The recommendations of the review team — which was made up of planning, maintenance, facilities and other school officials from various districts in the state — included supporting Forsyth’s student population trends, curriculum, facility needs and priorities.
“We commend the Forsyth County system for their well-maintained, clean and welcoming schools,” Kaup said. “Every one of us gained something to take back to our own school district, either in conversation or observation when we had a chance to tour the facilities.”
Tim Amerson, Forsyth’s facilities planner, was pleased with the feedback. The tour of local schools, he said, gave the survey team “an idea of what our facilities look like and the level of quality.”
According to Amerson, the visit included a stop at Forsyth Central High to showcase the STEM Academy, which allows students to focus on a science, technology, engineering and math career pathway.
“So much of what we have worked through on the bond [referendum] and on the plan is to not only create more high school classrooms ... but also the alignment of all career tech programs, which we’re going to address a lot in all the high schools,” Amerson said.
“We have a lot of modifications to high schools that we put into the plan to make sure we had the programs and facilities in place.”
Forsyth Superintendent Buster Evans complimented his staff on “doing a phenomenal job in what they do.”

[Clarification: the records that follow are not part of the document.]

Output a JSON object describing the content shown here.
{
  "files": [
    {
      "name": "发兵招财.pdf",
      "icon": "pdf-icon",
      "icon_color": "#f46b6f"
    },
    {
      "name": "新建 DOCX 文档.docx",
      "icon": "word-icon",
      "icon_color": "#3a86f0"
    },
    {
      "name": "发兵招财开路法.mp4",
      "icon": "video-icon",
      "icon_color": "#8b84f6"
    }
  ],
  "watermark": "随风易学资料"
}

“It has made this district a lot better,” he said. “It’s made the life and work of the board of education, I think, better and it’s made my life as superintendent that much better.”